• _Problem details_: Search the records for the word "this" and report each line that has it.

Stored data

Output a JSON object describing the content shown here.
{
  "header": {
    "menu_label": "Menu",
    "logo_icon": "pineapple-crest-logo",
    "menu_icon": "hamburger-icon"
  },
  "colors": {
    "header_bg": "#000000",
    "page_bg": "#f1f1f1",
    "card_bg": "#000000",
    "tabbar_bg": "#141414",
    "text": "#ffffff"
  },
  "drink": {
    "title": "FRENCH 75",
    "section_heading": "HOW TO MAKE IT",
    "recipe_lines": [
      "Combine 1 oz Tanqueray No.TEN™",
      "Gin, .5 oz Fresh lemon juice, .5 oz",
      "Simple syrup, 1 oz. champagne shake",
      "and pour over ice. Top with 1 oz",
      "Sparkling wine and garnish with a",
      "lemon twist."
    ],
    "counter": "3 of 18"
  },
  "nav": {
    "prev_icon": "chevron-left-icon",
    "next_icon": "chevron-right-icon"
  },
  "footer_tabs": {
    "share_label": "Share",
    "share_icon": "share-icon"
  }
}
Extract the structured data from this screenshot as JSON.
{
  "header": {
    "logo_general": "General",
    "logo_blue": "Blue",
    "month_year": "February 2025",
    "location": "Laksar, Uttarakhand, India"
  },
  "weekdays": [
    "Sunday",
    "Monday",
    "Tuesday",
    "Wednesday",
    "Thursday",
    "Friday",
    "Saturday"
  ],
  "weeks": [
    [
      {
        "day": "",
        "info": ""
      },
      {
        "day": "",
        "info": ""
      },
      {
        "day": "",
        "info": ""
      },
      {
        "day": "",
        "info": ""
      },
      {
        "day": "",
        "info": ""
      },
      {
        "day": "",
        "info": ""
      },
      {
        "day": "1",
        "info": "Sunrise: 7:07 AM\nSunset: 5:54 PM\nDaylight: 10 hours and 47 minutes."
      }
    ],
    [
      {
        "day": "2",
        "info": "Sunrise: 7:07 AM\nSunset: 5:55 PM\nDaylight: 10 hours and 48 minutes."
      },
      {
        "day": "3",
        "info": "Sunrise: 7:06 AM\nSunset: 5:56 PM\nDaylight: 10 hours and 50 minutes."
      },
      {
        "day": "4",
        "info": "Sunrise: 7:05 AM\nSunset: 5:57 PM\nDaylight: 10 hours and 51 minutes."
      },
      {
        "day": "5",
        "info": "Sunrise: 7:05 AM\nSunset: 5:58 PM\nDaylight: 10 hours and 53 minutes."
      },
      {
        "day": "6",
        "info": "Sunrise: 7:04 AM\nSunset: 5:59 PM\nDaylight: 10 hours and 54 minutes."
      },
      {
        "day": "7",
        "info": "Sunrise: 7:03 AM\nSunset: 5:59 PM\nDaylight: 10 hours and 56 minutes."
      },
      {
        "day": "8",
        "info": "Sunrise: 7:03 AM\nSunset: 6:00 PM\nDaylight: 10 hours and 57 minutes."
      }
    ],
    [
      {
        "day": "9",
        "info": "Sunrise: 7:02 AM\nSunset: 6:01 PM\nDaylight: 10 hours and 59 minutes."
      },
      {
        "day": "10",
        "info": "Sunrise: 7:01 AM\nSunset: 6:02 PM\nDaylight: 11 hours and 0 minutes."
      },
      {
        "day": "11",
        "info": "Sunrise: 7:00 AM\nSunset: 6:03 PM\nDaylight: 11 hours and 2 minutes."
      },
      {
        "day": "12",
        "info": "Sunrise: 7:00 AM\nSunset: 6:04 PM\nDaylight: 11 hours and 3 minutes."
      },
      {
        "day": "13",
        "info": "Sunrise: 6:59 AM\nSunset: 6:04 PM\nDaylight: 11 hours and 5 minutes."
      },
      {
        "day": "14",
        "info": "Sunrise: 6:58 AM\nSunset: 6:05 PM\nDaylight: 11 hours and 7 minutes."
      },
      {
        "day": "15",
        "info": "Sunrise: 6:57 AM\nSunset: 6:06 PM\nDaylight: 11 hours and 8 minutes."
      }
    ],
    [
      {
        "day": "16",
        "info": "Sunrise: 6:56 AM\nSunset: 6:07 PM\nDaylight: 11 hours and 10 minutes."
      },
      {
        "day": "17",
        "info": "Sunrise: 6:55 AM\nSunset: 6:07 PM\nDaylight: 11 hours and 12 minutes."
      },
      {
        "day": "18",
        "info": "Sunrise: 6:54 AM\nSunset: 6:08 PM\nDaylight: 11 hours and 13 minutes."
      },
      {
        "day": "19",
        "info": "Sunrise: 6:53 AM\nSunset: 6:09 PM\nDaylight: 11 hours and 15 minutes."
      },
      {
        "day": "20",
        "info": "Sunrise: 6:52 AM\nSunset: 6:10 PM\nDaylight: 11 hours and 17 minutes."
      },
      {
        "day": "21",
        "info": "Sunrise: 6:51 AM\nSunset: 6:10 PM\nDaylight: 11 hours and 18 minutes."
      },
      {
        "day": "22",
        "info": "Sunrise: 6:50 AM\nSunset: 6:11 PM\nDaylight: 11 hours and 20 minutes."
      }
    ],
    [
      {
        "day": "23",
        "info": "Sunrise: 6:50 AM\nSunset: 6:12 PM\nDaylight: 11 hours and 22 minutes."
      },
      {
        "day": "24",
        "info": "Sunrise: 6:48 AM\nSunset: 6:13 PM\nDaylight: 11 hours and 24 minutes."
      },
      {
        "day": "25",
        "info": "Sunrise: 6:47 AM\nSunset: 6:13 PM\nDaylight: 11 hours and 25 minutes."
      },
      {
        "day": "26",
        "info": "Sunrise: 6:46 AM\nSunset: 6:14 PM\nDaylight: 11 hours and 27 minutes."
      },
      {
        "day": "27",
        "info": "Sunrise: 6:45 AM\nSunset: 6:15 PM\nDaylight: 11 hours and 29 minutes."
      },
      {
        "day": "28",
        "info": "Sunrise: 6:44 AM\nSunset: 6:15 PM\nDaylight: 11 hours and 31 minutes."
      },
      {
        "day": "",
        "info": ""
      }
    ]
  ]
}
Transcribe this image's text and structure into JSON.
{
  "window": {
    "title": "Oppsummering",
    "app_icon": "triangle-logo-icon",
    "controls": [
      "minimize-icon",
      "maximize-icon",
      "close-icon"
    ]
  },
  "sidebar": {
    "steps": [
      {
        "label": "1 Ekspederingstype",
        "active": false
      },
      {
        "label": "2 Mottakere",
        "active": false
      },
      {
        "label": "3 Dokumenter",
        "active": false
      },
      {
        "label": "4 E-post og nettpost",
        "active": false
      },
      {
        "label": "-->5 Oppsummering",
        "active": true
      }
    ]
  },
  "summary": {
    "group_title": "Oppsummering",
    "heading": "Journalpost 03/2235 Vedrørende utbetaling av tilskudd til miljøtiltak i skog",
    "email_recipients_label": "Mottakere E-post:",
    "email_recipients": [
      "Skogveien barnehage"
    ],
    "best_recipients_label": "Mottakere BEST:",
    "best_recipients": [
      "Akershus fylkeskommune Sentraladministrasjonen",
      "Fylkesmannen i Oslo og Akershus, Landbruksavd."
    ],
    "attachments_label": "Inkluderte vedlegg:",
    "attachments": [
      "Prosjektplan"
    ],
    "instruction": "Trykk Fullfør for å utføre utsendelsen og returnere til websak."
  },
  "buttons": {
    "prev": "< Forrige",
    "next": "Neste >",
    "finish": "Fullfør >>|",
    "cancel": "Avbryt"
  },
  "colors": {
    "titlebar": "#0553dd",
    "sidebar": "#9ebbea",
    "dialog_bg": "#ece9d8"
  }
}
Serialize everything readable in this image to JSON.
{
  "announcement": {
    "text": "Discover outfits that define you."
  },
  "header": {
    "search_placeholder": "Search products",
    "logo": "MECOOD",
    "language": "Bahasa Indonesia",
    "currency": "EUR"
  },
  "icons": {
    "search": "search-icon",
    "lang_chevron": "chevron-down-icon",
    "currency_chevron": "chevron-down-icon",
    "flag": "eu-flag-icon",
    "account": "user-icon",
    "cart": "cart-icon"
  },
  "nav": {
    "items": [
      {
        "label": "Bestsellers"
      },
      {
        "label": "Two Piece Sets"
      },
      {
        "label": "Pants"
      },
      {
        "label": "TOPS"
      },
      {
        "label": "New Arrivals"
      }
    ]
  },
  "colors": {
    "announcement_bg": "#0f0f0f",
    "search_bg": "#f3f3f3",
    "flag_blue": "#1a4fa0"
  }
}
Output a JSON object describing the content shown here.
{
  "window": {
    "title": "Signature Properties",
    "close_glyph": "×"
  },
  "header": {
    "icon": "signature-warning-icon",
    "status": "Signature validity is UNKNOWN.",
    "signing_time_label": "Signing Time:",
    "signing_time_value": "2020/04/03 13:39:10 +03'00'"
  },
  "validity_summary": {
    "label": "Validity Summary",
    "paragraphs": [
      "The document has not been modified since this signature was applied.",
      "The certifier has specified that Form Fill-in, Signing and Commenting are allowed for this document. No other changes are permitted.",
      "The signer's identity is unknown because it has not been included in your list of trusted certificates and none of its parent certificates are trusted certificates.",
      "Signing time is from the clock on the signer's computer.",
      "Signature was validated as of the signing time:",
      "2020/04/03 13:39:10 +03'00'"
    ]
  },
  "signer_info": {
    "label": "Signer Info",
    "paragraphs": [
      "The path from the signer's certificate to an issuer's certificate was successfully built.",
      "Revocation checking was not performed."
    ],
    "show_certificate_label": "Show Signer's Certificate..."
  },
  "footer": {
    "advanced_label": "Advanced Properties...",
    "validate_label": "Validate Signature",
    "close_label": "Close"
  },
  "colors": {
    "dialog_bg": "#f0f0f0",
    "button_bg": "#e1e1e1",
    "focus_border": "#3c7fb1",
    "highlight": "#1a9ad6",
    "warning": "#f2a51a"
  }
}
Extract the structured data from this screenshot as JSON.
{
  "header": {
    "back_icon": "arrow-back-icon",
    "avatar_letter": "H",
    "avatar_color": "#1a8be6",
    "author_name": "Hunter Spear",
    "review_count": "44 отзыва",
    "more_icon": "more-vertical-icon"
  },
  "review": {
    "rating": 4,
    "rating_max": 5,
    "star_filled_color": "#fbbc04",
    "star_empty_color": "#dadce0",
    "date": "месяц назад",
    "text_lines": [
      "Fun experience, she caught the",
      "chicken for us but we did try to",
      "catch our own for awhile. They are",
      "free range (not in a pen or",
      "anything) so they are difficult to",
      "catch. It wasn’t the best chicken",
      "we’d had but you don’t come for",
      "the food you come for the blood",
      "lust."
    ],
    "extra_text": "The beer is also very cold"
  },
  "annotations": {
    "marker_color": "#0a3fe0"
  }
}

• _Written answer_:
Extract the structured data from this screenshot as JSON.
Transcribe this image's text and structure into JSON.
Serialize everything readable in this image to JSON.
      "The document has not been modified since this signature was applied.",
      "The certifier has specified that Form Fill-in, Signing and Commenting are allowed for this document. No other changes are permitted.",
Extract the structured data from this screenshot as JSON.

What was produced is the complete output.